ASSIGNMENT:
Reproduce every record below exactly, with the pictures left out.

Page and application data records:
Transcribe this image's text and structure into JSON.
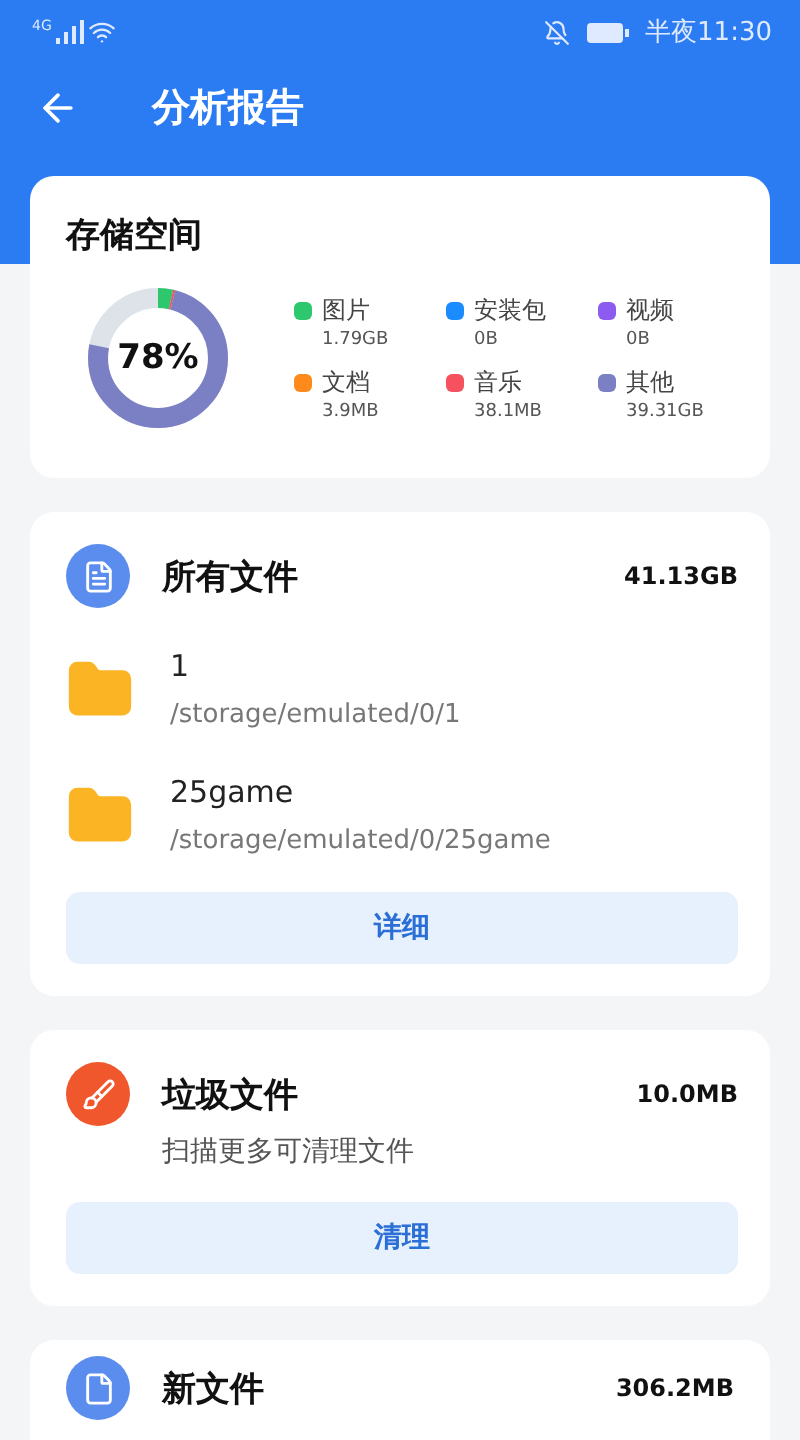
{
  "status_bar": {
    "time": "半夜11:30",
    "network": "4G"
  },
  "header": {
    "title": "分析报告"
  },
  "storage": {
    "title": "存储空间",
    "percent": "78%",
    "legend": [
      {
        "label": "图片",
        "size": "1.79GB",
        "color": "#2dc76d"
      },
      {
        "label": "安装包",
        "size": "0B",
        "color": "#1a8cff"
      },
      {
        "label": "视频",
        "size": "0B",
        "color": "#8c5cf0"
      },
      {
        "label": "文档",
        "size": "3.9MB",
        "color": "#ff8a1c"
      },
      {
        "label": "音乐",
        "size": "38.1MB",
        "color": "#f5515f"
      },
      {
        "label": "其他",
        "size": "39.31GB",
        "color": "#7b7fc4"
      }
    ]
  },
  "cards": [
    {
      "kind": "files",
      "title": "所有文件",
      "size": "41.13GB",
      "folders": [
        {
          "name": "1",
          "path": "/storage/emulated/0/1"
        },
        {
          "name": "25game",
          "path": "/storage/emulated/0/25game"
        }
      ],
      "button": "详细"
    },
    {
      "kind": "junk",
      "title": "垃圾文件",
      "size": "10.0MB",
      "subtitle": "扫描更多可清理文件",
      "button": "清理"
    },
    {
      "kind": "newfile",
      "title": "新文件",
      "size": "306.2MB"
    }
  ]
}
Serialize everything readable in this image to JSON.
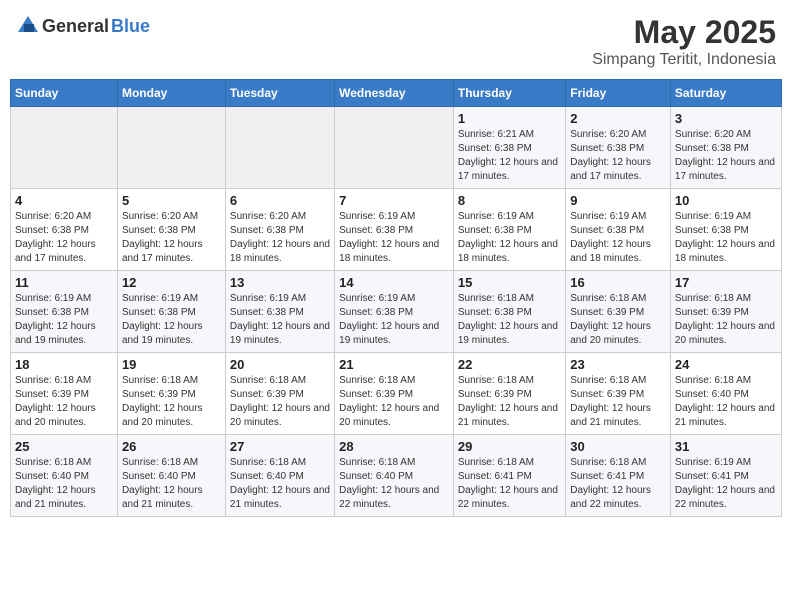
{
  "logo": {
    "general": "General",
    "blue": "Blue"
  },
  "title": "May 2025",
  "subtitle": "Simpang Teritit, Indonesia",
  "days_of_week": [
    "Sunday",
    "Monday",
    "Tuesday",
    "Wednesday",
    "Thursday",
    "Friday",
    "Saturday"
  ],
  "weeks": [
    [
      {
        "num": "",
        "info": ""
      },
      {
        "num": "",
        "info": ""
      },
      {
        "num": "",
        "info": ""
      },
      {
        "num": "",
        "info": ""
      },
      {
        "num": "1",
        "info": "Sunrise: 6:21 AM\nSunset: 6:38 PM\nDaylight: 12 hours and 17 minutes."
      },
      {
        "num": "2",
        "info": "Sunrise: 6:20 AM\nSunset: 6:38 PM\nDaylight: 12 hours and 17 minutes."
      },
      {
        "num": "3",
        "info": "Sunrise: 6:20 AM\nSunset: 6:38 PM\nDaylight: 12 hours and 17 minutes."
      }
    ],
    [
      {
        "num": "4",
        "info": "Sunrise: 6:20 AM\nSunset: 6:38 PM\nDaylight: 12 hours and 17 minutes."
      },
      {
        "num": "5",
        "info": "Sunrise: 6:20 AM\nSunset: 6:38 PM\nDaylight: 12 hours and 17 minutes."
      },
      {
        "num": "6",
        "info": "Sunrise: 6:20 AM\nSunset: 6:38 PM\nDaylight: 12 hours and 18 minutes."
      },
      {
        "num": "7",
        "info": "Sunrise: 6:19 AM\nSunset: 6:38 PM\nDaylight: 12 hours and 18 minutes."
      },
      {
        "num": "8",
        "info": "Sunrise: 6:19 AM\nSunset: 6:38 PM\nDaylight: 12 hours and 18 minutes."
      },
      {
        "num": "9",
        "info": "Sunrise: 6:19 AM\nSunset: 6:38 PM\nDaylight: 12 hours and 18 minutes."
      },
      {
        "num": "10",
        "info": "Sunrise: 6:19 AM\nSunset: 6:38 PM\nDaylight: 12 hours and 18 minutes."
      }
    ],
    [
      {
        "num": "11",
        "info": "Sunrise: 6:19 AM\nSunset: 6:38 PM\nDaylight: 12 hours and 19 minutes."
      },
      {
        "num": "12",
        "info": "Sunrise: 6:19 AM\nSunset: 6:38 PM\nDaylight: 12 hours and 19 minutes."
      },
      {
        "num": "13",
        "info": "Sunrise: 6:19 AM\nSunset: 6:38 PM\nDaylight: 12 hours and 19 minutes."
      },
      {
        "num": "14",
        "info": "Sunrise: 6:19 AM\nSunset: 6:38 PM\nDaylight: 12 hours and 19 minutes."
      },
      {
        "num": "15",
        "info": "Sunrise: 6:18 AM\nSunset: 6:38 PM\nDaylight: 12 hours and 19 minutes."
      },
      {
        "num": "16",
        "info": "Sunrise: 6:18 AM\nSunset: 6:39 PM\nDaylight: 12 hours and 20 minutes."
      },
      {
        "num": "17",
        "info": "Sunrise: 6:18 AM\nSunset: 6:39 PM\nDaylight: 12 hours and 20 minutes."
      }
    ],
    [
      {
        "num": "18",
        "info": "Sunrise: 6:18 AM\nSunset: 6:39 PM\nDaylight: 12 hours and 20 minutes."
      },
      {
        "num": "19",
        "info": "Sunrise: 6:18 AM\nSunset: 6:39 PM\nDaylight: 12 hours and 20 minutes."
      },
      {
        "num": "20",
        "info": "Sunrise: 6:18 AM\nSunset: 6:39 PM\nDaylight: 12 hours and 20 minutes."
      },
      {
        "num": "21",
        "info": "Sunrise: 6:18 AM\nSunset: 6:39 PM\nDaylight: 12 hours and 20 minutes."
      },
      {
        "num": "22",
        "info": "Sunrise: 6:18 AM\nSunset: 6:39 PM\nDaylight: 12 hours and 21 minutes."
      },
      {
        "num": "23",
        "info": "Sunrise: 6:18 AM\nSunset: 6:39 PM\nDaylight: 12 hours and 21 minutes."
      },
      {
        "num": "24",
        "info": "Sunrise: 6:18 AM\nSunset: 6:40 PM\nDaylight: 12 hours and 21 minutes."
      }
    ],
    [
      {
        "num": "25",
        "info": "Sunrise: 6:18 AM\nSunset: 6:40 PM\nDaylight: 12 hours and 21 minutes."
      },
      {
        "num": "26",
        "info": "Sunrise: 6:18 AM\nSunset: 6:40 PM\nDaylight: 12 hours and 21 minutes."
      },
      {
        "num": "27",
        "info": "Sunrise: 6:18 AM\nSunset: 6:40 PM\nDaylight: 12 hours and 21 minutes."
      },
      {
        "num": "28",
        "info": "Sunrise: 6:18 AM\nSunset: 6:40 PM\nDaylight: 12 hours and 22 minutes."
      },
      {
        "num": "29",
        "info": "Sunrise: 6:18 AM\nSunset: 6:41 PM\nDaylight: 12 hours and 22 minutes."
      },
      {
        "num": "30",
        "info": "Sunrise: 6:18 AM\nSunset: 6:41 PM\nDaylight: 12 hours and 22 minutes."
      },
      {
        "num": "31",
        "info": "Sunrise: 6:19 AM\nSunset: 6:41 PM\nDaylight: 12 hours and 22 minutes."
      }
    ]
  ]
}
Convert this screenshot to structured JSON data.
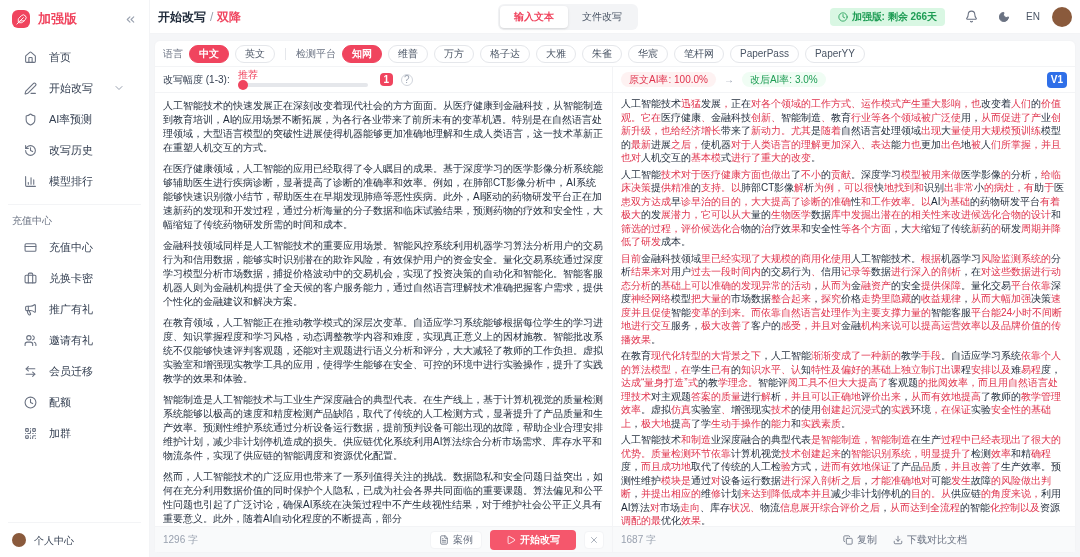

REPLY TO THE TASK:
Transcribe this image's text and structure into JSON.
{
  "status_bar": {
    "time": "半夜11:30",
    "network": "4G"
  },
  "header": {
    "title": "分析报告"
  },
  "storage": {
    "title": "存储空间",
    "percent": "78%",
    "legend": [
      {
        "label": "图片",
        "size": "1.79GB",
        "color": "#2dc76d"
      },
      {
        "label": "安装包",
        "size": "0B",
        "color": "#1a8cff"
      },
      {
        "label": "视频",
        "size": "0B",
        "color": "#8c5cf0"
      },
      {
        "label": "文档",
        "size": "3.9MB",
        "color": "#ff8a1c"
      },
      {
        "label": "音乐",
        "size": "38.1MB",
        "color": "#f5515f"
      },
      {
        "label": "其他",
        "size": "39.31GB",
        "color": "#7b7fc4"
      }
    ]
  },
  "cards": [
    {
      "kind": "files",
      "title": "所有文件",
      "size": "41.13GB",
      "folders": [
        {
          "name": "1",
          "path": "/storage/emulated/0/1"
        },
        {
          "name": "25game",
          "path": "/storage/emulated/0/25game"
        }
      ],
      "button": "详细"
    },
    {
      "kind": "junk",
      "title": "垃圾文件",
      "size": "10.0MB",
      "subtitle": "扫描更多可清理文件",
      "button": "清理"
    },
    {
      "kind": "newfile",
      "title": "新文件",
      "size": "306.2MB"
    }
  ]
}
Serialize everything readable in this image to JSON.
{
  "logo": {
    "general": "General",
    "blue": "Blue"
  },
  "title": "May 2025",
  "subtitle": "Simpang Teritit, Indonesia",
  "days_of_week": [
    "Sunday",
    "Monday",
    "Tuesday",
    "Wednesday",
    "Thursday",
    "Friday",
    "Saturday"
  ],
  "weeks": [
    [
      {
        "num": "",
        "info": ""
      },
      {
        "num": "",
        "info": ""
      },
      {
        "num": "",
        "info": ""
      },
      {
        "num": "",
        "info": ""
      },
      {
        "num": "1",
        "info": "Sunrise: 6:21 AM\nSunset: 6:38 PM\nDaylight: 12 hours and 17 minutes."
      },
      {
        "num": "2",
        "info": "Sunrise: 6:20 AM\nSunset: 6:38 PM\nDaylight: 12 hours and 17 minutes."
      },
      {
        "num": "3",
        "info": "Sunrise: 6:20 AM\nSunset: 6:38 PM\nDaylight: 12 hours and 17 minutes."
      }
    ],
    [
      {
        "num": "4",
        "info": "Sunrise: 6:20 AM\nSunset: 6:38 PM\nDaylight: 12 hours and 17 minutes."
      },
      {
        "num": "5",
        "info": "Sunrise: 6:20 AM\nSunset: 6:38 PM\nDaylight: 12 hours and 17 minutes."
      },
      {
        "num": "6",
        "info": "Sunrise: 6:20 AM\nSunset: 6:38 PM\nDaylight: 12 hours and 18 minutes."
      },
      {
        "num": "7",
        "info": "Sunrise: 6:19 AM\nSunset: 6:38 PM\nDaylight: 12 hours and 18 minutes."
      },
      {
        "num": "8",
        "info": "Sunrise: 6:19 AM\nSunset: 6:38 PM\nDaylight: 12 hours and 18 minutes."
      },
      {
        "num": "9",
        "info": "Sunrise: 6:19 AM\nSunset: 6:38 PM\nDaylight: 12 hours and 18 minutes."
      },
      {
        "num": "10",
        "info": "Sunrise: 6:19 AM\nSunset: 6:38 PM\nDaylight: 12 hours and 18 minutes."
      }
    ],
    [
      {
        "num": "11",
        "info": "Sunrise: 6:19 AM\nSunset: 6:38 PM\nDaylight: 12 hours and 19 minutes."
      },
      {
        "num": "12",
        "info": "Sunrise: 6:19 AM\nSunset: 6:38 PM\nDaylight: 12 hours and 19 minutes."
      },
      {
        "num": "13",
        "info": "Sunrise: 6:19 AM\nSunset: 6:38 PM\nDaylight: 12 hours and 19 minutes."
      },
      {
        "num": "14",
        "info": "Sunrise: 6:19 AM\nSunset: 6:38 PM\nDaylight: 12 hours and 19 minutes."
      },
      {
        "num": "15",
        "info": "Sunrise: 6:18 AM\nSunset: 6:38 PM\nDaylight: 12 hours and 19 minutes."
      },
      {
        "num": "16",
        "info": "Sunrise: 6:18 AM\nSunset: 6:39 PM\nDaylight: 12 hours and 20 minutes."
      },
      {
        "num": "17",
        "info": "Sunrise: 6:18 AM\nSunset: 6:39 PM\nDaylight: 12 hours and 20 minutes."
      }
    ],
    [
      {
        "num": "18",
        "info": "Sunrise: 6:18 AM\nSunset: 6:39 PM\nDaylight: 12 hours and 20 minutes."
      },
      {
        "num": "19",
        "info": "Sunrise: 6:18 AM\nSunset: 6:39 PM\nDaylight: 12 hours and 20 minutes."
      },
      {
        "num": "20",
        "info": "Sunrise: 6:18 AM\nSunset: 6:39 PM\nDaylight: 12 hours and 20 minutes."
      },
      {
        "num": "21",
        "info": "Sunrise: 6:18 AM\nSunset: 6:39 PM\nDaylight: 12 hours and 20 minutes."
      },
      {
        "num": "22",
        "info": "Sunrise: 6:18 AM\nSunset: 6:39 PM\nDaylight: 12 hours and 21 minutes."
      },
      {
        "num": "23",
        "info": "Sunrise: 6:18 AM\nSunset: 6:39 PM\nDaylight: 12 hours and 21 minutes."
      },
      {
        "num": "24",
        "info": "Sunrise: 6:18 AM\nSunset: 6:40 PM\nDaylight: 12 hours and 21 minutes."
      }
    ],
    [
      {
        "num": "25",
        "info": "Sunrise: 6:18 AM\nSunset: 6:40 PM\nDaylight: 12 hours and 21 minutes."
      },
      {
        "num": "26",
        "info": "Sunrise: 6:18 AM\nSunset: 6:40 PM\nDaylight: 12 hours and 21 minutes."
      },
      {
        "num": "27",
        "info": "Sunrise: 6:18 AM\nSunset: 6:40 PM\nDaylight: 12 hours and 21 minutes."
      },
      {
        "num": "28",
        "info": "Sunrise: 6:18 AM\nSunset: 6:40 PM\nDaylight: 12 hours and 22 minutes."
      },
      {
        "num": "29",
        "info": "Sunrise: 6:18 AM\nSunset: 6:41 PM\nDaylight: 12 hours and 22 minutes."
      },
      {
        "num": "30",
        "info": "Sunrise: 6:18 AM\nSunset: 6:41 PM\nDaylight: 12 hours and 22 minutes."
      },
      {
        "num": "31",
        "info": "Sunrise: 6:19 AM\nSunset: 6:41 PM\nDaylight: 12 hours and 22 minutes."
      }
    ]
  ]
}
Convert this screenshot to structured JSON data.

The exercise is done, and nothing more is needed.